### •

Now lets add another variable say SEWER and assume we have done all testing Call: lm(formula = leslie_salt[, 1] ~ leslie_salt[, 6] + leslie_salt[, 5]) Residuals: Min 1Q Median 3Q Max -1.21681 -0.21980 0.08597 0.29875 0.81520 Coefficients: Estimate Std. Error t value Pr(>|t|) (Intercept) 3.442e+00 2.442e-01 14.093 3.07e-14 *** leslie_salt[, 6] 1.643e-02 3.841e-03 4.278 0.000199 *** leslie_salt[, 5] -1.105e-04 3.797e-05 -2.910 0.007013 ** -- Signif. codes: 0 ‘***’ 0.001 ‘**’ 0.01 ‘*’ 0.05 ‘.’ 0.1 ‘ ’ 1 Residual standard error: 0.51 on 28 degrees of freedom Multiple R-squared: 0.5275, Adjusted R-squared: 0.4937 F-statistic: 15.63 on 2 and 28 DF, p-value: 2.766e-05 Analysis of Variance Table Response: leslie_salt[, 1] Df Sum Sq Mean Sq F value Pr(>F) leslie_salt[, 6] 1 5.9282 5.9282 22.7903 5.146e-05 *** leslie_salt[, 5] 1 2.2024 2.2024 8.4671 0.007013 ** Residuals 28 **7.2833 **0.2601 ---
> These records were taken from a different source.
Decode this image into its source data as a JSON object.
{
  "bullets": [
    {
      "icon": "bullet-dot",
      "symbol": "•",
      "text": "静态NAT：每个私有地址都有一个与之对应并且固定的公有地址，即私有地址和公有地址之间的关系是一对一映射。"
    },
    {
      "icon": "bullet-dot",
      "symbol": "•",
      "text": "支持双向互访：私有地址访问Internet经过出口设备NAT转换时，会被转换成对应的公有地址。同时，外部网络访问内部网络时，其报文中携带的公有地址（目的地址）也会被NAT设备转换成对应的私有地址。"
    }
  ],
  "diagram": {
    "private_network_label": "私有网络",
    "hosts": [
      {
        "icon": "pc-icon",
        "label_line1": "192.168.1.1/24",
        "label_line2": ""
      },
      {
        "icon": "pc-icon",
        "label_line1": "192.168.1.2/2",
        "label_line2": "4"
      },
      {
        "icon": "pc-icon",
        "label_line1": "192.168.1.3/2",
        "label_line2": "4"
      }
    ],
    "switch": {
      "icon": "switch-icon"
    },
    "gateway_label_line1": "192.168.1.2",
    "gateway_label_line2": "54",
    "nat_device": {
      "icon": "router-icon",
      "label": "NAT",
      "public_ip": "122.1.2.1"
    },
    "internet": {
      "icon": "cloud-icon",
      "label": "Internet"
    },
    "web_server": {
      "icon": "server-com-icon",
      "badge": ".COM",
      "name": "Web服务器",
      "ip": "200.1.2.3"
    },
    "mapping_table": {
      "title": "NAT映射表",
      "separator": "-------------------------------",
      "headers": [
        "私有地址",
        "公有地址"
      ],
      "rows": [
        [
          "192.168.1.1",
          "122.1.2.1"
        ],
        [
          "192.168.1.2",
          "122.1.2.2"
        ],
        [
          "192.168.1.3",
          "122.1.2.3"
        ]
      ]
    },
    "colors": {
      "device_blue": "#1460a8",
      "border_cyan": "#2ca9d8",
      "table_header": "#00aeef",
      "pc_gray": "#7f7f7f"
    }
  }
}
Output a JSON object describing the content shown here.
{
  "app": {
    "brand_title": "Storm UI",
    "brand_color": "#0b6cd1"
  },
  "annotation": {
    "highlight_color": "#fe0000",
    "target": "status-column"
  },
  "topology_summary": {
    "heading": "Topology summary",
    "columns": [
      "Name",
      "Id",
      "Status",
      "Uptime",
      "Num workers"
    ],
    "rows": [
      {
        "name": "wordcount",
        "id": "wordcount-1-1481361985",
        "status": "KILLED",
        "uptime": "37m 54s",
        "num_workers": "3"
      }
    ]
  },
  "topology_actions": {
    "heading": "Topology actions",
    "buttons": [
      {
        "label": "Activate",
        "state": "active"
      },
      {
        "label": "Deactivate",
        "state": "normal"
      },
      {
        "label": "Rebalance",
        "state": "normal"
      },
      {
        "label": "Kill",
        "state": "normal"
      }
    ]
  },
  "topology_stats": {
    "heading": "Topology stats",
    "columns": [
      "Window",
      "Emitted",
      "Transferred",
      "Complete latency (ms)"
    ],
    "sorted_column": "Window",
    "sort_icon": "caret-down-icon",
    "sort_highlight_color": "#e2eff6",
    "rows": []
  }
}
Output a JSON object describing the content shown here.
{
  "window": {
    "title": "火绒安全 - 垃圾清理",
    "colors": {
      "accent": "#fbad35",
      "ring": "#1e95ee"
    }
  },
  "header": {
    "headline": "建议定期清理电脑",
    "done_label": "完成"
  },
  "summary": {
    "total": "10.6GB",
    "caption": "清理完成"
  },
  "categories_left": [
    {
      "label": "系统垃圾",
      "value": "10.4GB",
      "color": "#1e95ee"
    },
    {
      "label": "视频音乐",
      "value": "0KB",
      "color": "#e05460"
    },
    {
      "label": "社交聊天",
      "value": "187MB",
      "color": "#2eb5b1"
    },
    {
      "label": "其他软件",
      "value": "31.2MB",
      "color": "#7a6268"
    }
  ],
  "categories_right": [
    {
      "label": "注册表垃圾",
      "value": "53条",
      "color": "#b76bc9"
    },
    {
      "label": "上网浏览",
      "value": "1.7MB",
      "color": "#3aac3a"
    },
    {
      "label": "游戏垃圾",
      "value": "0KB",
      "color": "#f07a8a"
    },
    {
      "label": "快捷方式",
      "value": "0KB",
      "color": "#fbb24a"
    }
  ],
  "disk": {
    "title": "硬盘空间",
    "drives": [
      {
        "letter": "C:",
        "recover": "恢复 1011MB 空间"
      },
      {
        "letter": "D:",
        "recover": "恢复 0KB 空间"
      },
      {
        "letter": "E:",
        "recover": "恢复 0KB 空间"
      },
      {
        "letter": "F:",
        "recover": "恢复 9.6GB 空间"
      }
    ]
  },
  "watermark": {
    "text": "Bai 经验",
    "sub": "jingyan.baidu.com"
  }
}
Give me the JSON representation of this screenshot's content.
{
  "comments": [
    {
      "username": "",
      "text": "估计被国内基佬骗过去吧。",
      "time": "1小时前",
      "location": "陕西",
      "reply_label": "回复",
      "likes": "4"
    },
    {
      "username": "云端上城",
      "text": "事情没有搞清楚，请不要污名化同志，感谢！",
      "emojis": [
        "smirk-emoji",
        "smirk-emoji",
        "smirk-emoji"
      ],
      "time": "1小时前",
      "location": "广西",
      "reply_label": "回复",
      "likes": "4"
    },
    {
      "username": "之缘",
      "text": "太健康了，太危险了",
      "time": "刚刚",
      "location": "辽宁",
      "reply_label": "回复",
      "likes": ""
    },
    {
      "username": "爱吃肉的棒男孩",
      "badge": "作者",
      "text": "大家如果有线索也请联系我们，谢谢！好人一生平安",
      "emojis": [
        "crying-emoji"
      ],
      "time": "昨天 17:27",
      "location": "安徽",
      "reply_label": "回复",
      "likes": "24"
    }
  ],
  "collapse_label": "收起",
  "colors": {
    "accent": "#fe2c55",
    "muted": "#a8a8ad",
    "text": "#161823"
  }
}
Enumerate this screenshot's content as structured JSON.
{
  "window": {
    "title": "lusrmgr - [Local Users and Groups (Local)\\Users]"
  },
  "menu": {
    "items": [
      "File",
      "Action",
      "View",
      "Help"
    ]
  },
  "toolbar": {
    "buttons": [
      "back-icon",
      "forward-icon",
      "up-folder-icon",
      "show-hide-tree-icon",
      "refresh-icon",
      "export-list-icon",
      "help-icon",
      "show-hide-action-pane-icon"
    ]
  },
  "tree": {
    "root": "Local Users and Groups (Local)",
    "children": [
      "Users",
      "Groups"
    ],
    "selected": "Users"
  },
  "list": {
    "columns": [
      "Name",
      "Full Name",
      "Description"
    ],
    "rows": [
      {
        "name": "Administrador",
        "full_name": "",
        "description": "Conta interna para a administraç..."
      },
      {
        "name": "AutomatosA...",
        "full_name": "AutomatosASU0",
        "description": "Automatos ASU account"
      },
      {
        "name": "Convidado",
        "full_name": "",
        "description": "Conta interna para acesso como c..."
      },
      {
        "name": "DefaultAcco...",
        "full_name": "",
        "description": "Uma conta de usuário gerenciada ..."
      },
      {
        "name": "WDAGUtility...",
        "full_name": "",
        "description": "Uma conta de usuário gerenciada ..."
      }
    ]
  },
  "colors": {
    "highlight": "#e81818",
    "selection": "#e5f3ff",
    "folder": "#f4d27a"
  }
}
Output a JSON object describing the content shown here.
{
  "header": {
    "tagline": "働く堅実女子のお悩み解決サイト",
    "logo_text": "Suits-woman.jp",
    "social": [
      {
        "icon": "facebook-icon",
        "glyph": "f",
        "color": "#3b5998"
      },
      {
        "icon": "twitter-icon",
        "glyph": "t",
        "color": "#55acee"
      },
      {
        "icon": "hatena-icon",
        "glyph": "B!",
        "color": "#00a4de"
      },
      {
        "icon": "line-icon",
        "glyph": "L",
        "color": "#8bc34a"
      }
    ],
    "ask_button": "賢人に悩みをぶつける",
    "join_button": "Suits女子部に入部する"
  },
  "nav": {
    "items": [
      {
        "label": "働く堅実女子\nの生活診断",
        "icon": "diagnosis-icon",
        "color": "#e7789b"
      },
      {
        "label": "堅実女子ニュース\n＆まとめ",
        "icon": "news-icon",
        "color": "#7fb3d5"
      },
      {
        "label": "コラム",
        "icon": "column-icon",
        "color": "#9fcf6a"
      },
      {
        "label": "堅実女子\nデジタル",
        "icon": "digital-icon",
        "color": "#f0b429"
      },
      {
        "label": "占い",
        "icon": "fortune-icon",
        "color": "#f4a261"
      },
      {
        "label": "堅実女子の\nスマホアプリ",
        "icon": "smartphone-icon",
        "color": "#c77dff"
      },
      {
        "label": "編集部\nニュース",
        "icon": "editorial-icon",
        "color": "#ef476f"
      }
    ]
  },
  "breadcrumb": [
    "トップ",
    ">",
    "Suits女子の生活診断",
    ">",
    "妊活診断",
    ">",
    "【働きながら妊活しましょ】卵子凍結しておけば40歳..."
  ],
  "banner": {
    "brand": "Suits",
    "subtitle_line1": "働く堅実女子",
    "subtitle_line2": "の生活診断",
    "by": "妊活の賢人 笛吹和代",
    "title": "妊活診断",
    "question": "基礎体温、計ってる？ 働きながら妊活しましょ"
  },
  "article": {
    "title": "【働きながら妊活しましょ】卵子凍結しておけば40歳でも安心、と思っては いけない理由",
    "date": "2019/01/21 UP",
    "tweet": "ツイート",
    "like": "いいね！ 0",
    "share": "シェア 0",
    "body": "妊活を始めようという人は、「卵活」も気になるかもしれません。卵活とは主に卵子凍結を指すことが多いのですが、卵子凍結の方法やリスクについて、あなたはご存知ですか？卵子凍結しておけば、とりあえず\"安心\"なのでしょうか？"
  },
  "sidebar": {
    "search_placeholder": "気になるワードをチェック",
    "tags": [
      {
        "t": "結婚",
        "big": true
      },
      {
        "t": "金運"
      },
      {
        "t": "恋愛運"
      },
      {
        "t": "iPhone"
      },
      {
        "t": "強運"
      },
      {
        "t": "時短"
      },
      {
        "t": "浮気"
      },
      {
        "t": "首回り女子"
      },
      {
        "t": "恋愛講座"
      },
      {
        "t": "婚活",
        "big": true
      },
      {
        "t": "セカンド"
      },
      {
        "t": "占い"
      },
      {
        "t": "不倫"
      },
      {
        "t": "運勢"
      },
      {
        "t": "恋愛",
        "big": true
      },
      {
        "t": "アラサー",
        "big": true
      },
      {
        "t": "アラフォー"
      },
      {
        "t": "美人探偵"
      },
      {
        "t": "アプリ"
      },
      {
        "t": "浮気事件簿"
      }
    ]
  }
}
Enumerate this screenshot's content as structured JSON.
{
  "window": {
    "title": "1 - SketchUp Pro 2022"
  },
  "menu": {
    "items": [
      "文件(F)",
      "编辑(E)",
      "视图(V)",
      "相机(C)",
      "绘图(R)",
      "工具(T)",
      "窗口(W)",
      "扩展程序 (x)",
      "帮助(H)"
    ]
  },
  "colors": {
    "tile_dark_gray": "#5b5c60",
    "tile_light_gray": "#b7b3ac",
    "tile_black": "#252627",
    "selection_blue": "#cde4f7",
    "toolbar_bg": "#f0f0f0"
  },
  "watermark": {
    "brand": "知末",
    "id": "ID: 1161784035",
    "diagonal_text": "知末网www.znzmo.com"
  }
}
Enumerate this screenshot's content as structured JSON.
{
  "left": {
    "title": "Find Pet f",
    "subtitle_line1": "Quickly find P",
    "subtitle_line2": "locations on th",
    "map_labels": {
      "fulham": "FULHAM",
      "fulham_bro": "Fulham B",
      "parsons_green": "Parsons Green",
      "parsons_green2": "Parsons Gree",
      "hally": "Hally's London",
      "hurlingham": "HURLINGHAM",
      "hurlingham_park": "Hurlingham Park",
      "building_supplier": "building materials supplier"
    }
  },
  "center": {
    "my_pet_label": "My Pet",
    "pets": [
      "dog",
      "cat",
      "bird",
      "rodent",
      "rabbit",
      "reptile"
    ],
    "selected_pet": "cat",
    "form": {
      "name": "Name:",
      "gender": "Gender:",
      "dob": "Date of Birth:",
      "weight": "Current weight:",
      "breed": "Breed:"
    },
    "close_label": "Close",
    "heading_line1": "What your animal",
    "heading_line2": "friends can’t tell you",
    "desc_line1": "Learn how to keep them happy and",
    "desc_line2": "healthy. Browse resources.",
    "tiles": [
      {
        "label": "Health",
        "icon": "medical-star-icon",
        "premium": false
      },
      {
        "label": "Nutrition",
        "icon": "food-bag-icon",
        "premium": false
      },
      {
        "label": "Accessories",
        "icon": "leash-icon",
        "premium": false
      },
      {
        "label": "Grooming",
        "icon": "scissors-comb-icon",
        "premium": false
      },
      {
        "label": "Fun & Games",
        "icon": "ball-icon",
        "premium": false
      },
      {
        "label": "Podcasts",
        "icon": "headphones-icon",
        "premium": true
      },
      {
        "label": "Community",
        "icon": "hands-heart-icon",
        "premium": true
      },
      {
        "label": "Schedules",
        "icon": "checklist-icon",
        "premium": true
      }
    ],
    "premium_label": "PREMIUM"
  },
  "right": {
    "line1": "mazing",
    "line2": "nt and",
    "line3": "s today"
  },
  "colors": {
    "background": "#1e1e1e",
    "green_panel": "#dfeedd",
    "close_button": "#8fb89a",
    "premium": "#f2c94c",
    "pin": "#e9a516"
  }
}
### How much improvement do we have?

Our aim is to check whether the imrovement in RSS is statistically significant or not.

Define

### 𝐹

𝑖𝑚𝑝𝑟𝑜𝑣𝑒𝑚𝑒𝑛𝑡

### = 𝑅𝑆𝑆

𝑜𝑙𝑑

### − 𝑅𝑆𝑆 Δ 𝑖𝑛 𝑖𝑛𝑑. 𝑣𝑎𝑟𝑖𝑎𝑏𝑙𝑒𝑠 𝑅𝑆𝑆 𝑑. 𝑓.

𝑜𝑙𝑑 𝑜𝑙𝑑 𝑛𝑒𝑤 Numerator measures average improvement as we add a new variable (we may add a bunch of new variables) and scales the improvement with respect to original model.

The degrees of freedom of the statistic is (1,degrees of freedom of old model)

### In our case 𝑅𝑆𝑆

𝑜𝑙𝑑

### 𝑅𝑆𝑆

𝑛𝑒𝑤

### 𝑑𝑓

𝑜𝑙𝑑

### = 9.4858

### = 7.2833

### = 29 𝐹 = 2.2025

### 1 9.4858

### 29 = 6.733487

### 𝐹

𝑐𝑟𝑖𝑡

### 1,29 = 4.182964

So, new model is superior, the improvement is statistically significant.

## Back to moderator effect.

To test the moderator effect we use,

### 𝑦 = 𝛽

0

### + 𝛽

1

### 𝑋

1 as the simple model and

### 𝑦 = 𝛽

0

### + 𝛽

1

### 𝑋

1

### + 𝛽

2

### 𝑋

1

### 𝑋

2 as the extended model and then decide accordingly.

### Mediation

### Project (Step2,3 and 4): •

Find the best regression equation for your Project.

### •

Test moderator effects

### •

Test mediation effects.